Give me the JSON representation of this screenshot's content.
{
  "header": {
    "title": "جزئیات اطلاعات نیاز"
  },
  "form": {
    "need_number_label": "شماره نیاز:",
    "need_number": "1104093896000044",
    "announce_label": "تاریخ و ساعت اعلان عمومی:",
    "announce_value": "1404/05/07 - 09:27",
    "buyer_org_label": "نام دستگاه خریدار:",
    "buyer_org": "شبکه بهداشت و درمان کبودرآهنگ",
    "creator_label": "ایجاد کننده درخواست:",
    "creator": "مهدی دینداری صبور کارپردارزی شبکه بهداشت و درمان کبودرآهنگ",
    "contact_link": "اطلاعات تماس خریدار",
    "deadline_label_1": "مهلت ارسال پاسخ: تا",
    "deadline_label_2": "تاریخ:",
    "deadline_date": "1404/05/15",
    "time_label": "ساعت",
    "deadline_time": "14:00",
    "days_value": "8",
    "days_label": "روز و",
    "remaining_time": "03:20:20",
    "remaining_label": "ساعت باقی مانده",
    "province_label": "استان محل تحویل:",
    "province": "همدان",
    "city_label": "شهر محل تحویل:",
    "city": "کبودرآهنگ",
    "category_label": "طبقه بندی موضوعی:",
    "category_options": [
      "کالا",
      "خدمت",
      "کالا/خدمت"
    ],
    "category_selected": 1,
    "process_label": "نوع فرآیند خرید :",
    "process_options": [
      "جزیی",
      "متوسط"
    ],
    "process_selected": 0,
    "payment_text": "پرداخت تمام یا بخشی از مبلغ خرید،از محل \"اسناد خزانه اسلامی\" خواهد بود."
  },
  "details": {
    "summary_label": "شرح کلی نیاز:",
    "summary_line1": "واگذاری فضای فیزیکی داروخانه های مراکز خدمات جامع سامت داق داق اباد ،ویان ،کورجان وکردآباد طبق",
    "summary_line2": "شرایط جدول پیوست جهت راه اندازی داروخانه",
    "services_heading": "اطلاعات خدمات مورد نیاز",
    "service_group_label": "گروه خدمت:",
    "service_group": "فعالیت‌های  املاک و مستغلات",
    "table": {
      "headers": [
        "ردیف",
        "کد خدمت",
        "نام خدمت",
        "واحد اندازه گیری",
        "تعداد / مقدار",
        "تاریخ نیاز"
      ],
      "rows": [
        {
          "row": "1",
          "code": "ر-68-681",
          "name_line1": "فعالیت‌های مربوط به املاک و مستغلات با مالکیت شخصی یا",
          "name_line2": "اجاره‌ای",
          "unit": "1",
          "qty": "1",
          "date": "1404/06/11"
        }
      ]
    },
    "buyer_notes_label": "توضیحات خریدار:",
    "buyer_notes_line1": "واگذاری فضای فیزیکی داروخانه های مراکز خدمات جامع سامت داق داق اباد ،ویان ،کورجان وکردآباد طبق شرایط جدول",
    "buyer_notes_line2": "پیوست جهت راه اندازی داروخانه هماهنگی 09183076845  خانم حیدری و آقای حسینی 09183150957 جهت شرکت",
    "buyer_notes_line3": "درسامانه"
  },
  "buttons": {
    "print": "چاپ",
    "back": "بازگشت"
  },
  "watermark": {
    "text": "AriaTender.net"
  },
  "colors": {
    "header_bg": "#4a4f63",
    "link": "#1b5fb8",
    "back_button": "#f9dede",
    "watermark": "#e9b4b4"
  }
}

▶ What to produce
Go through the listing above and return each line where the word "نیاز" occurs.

▶ Task output
    "title": "جزئیات اطلاعات نیاز"
    "need_number_label": "شماره نیاز:",
    "summary_label": "شرح کلی نیاز:",
    "services_heading": "اطلاعات خدمات مورد نیاز",
        "تاریخ نیاز"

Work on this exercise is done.